* [TASK TO COMPLETE] Your response should consist solely of the records, written out exactly.

Start of INFORMATION SHOWN

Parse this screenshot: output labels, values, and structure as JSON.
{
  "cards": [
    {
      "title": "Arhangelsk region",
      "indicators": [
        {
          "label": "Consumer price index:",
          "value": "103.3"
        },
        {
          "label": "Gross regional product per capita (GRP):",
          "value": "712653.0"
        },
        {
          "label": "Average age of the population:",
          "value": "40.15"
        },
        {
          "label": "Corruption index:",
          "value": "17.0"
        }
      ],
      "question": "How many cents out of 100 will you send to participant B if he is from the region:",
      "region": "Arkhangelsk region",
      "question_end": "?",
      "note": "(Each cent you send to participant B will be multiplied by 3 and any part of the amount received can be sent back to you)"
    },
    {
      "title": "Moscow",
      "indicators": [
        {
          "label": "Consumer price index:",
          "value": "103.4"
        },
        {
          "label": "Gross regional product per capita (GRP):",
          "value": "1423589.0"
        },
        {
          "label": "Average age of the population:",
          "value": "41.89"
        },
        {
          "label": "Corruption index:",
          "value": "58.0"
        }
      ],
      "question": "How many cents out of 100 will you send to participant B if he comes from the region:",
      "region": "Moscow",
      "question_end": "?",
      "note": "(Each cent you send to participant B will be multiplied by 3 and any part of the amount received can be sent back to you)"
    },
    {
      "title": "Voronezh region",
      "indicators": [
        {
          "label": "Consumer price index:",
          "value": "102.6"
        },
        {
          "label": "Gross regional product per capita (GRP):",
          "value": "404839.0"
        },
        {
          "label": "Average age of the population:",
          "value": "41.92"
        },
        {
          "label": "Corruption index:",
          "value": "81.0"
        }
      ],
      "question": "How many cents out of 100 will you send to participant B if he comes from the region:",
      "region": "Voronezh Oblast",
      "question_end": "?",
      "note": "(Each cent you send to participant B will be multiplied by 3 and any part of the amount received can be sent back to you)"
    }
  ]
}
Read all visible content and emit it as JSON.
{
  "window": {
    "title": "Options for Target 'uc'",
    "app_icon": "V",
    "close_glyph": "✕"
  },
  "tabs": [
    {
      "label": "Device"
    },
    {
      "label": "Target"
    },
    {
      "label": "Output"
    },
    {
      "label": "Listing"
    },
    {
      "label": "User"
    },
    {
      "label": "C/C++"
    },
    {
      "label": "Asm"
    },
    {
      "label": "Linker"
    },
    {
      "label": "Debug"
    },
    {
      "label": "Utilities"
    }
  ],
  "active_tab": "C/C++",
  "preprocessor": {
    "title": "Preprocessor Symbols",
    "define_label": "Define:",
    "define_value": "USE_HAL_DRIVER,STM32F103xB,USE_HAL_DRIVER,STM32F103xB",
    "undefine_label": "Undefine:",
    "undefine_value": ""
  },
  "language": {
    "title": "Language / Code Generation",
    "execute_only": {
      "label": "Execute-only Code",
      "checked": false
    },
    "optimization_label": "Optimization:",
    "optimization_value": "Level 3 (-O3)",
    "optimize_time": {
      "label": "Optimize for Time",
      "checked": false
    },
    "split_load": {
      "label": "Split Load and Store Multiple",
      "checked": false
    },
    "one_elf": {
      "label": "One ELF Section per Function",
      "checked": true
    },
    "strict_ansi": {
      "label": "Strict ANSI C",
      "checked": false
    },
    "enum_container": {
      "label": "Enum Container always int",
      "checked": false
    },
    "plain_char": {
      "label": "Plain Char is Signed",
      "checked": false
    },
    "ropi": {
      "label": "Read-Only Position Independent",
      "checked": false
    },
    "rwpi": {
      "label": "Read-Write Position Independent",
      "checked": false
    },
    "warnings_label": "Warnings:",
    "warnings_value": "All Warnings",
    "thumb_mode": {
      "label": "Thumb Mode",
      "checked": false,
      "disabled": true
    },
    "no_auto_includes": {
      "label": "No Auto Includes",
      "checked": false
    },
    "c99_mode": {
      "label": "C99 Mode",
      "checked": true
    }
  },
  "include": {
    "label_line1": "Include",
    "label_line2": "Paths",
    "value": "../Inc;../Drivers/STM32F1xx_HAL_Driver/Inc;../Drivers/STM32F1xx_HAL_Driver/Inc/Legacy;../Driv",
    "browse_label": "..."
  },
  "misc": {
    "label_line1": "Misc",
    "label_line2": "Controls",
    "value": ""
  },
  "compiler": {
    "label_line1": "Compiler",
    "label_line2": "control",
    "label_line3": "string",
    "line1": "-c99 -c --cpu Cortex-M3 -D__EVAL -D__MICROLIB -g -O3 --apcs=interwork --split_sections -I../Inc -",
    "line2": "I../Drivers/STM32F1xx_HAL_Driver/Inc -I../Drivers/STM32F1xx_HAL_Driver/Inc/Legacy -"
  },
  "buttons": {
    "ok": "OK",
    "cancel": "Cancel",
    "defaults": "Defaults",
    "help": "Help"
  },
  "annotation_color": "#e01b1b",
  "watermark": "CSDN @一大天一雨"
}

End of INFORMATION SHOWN

* [PROBLEM SOLUTION]
Parse this screenshot: output labels, values, and structure as JSON.
{
  "cards": [
    {
      "title": "Arhangelsk region",
      "indicators": [
        {
          "label": "Consumer price index:",
          "value": "103.3"
        },
        {
          "label": "Gross regional product per capita (GRP):",
          "value": "712653.0"
        },
        {
          "label": "Average age of the population:",
          "value": "40.15"
        },
        {
          "label": "Corruption index:",
          "value": "17.0"
        }
      ],
      "question": "How many cents out of 100 will you send to participant B if he is from the region:",
      "region": "Arkhangelsk region",
      "question_end": "?",
      "note": "(Each cent you send to participant B will be multiplied by 3 and any part of the amount received can be sent back to you)"
    },
    {
      "title": "Moscow",
      "indicators": [
        {
          "label": "Consumer price index:",
          "value": "103.4"
        },
        {
          "label": "Gross regional product per capita (GRP):",
          "value": "1423589.0"
        },
        {
          "label": "Average age of the population:",
          "value": "41.89"
        },
        {
          "label": "Corruption index:",
          "value": "58.0"
        }
      ],
      "question": "How many cents out of 100 will you send to participant B if he comes from the region:",
      "region": "Moscow",
      "question_end": "?",
      "note": "(Each cent you send to participant B will be multiplied by 3 and any part of the amount received can be sent back to you)"
    },
    {
      "title": "Voronezh region",
      "indicators": [
        {
          "label": "Consumer price index:",
          "value": "102.6"
        },
        {
          "label": "Gross regional product per capita (GRP):",
          "value": "404839.0"
        },
        {
          "label": "Average age of the population:",
          "value": "41.92"
        },
        {
          "label": "Corruption index:",
          "value": "81.0"
        }
      ],
      "question": "How many cents out of 100 will you send to participant B if he comes from the region:",
      "region": "Voronezh Oblast",
      "question_end": "?",
      "note": "(Each cent you send to participant B will be multiplied by 3 and any part of the amount received can be sent back to you)"
    }
  ]
}
Read all visible content and emit it as JSON.
{
  "window": {
    "title": "Options for Target 'uc'",
    "app_icon": "V",
    "close_glyph": "✕"
  },
  "tabs": [
    {
      "label": "Device"
    },
    {
      "label": "Target"
    },
    {
      "label": "Output"
    },
    {
      "label": "Listing"
    },
    {
      "label": "User"
    },
    {
      "label": "C/C++"
    },
    {
      "label": "Asm"
    },
    {
      "label": "Linker"
    },
    {
      "label": "Debug"
    },
    {
      "label": "Utilities"
    }
  ],
  "active_tab": "C/C++",
  "preprocessor": {
    "title": "Preprocessor Symbols",
    "define_label": "Define:",
    "define_value": "USE_HAL_DRIVER,STM32F103xB,USE_HAL_DRIVER,STM32F103xB",
    "undefine_label": "Undefine:",
    "undefine_value": ""
  },
  "language": {
    "title": "Language / Code Generation",
    "execute_only": {
      "label": "Execute-only Code",
      "checked": false
    },
    "optimization_label": "Optimization:",
    "optimization_value": "Level 3 (-O3)",
    "optimize_time": {
      "label": "Optimize for Time",
      "checked": false
    },
    "split_load": {
      "label": "Split Load and Store Multiple",
      "checked": false
    },
    "one_elf": {
      "label": "One ELF Section per Function",
      "checked": true
    },
    "strict_ansi": {
      "label": "Strict ANSI C",
      "checked": false
    },
    "enum_container": {
      "label": "Enum Container always int",
      "checked": false
    },
    "plain_char": {
      "label": "Plain Char is Signed",
      "checked": false
    },
    "ropi": {
      "label": "Read-Only Position Independent",
      "checked": false
    },
    "rwpi": {
      "label": "Read-Write Position Independent",
      "checked": false
    },
    "warnings_label": "Warnings:",
    "warnings_value": "All Warnings",
    "thumb_mode": {
      "label": "Thumb Mode",
      "checked": false,
      "disabled": true
    },
    "no_auto_includes": {
      "label": "No Auto Includes",
      "checked": false
    },
    "c99_mode": {
      "label": "C99 Mode",
      "checked": true
    }
  },
  "include": {
    "label_line1": "Include",
    "label_line2": "Paths",
    "value": "../Inc;../Drivers/STM32F1xx_HAL_Driver/Inc;../Drivers/STM32F1xx_HAL_Driver/Inc/Legacy;../Driv",
    "browse_label": "..."
  },
  "misc": {
    "label_line1": "Misc",
    "label_line2": "Controls",
    "value": ""
  },
  "compiler": {
    "label_line1": "Compiler",
    "label_line2": "control",
    "label_line3": "string",
    "line1": "-c99 -c --cpu Cortex-M3 -D__EVAL -D__MICROLIB -g -O3 --apcs=interwork --split_sections -I../Inc -",
    "line2": "I../Drivers/STM32F1xx_HAL_Driver/Inc -I../Drivers/STM32F1xx_HAL_Driver/Inc/Legacy -"
  },
  "buttons": {
    "ok": "OK",
    "cancel": "Cancel",
    "defaults": "Defaults",
    "help": "Help"
  },
  "annotation_color": "#e01b1b",
  "watermark": "CSDN @一大天一雨"
}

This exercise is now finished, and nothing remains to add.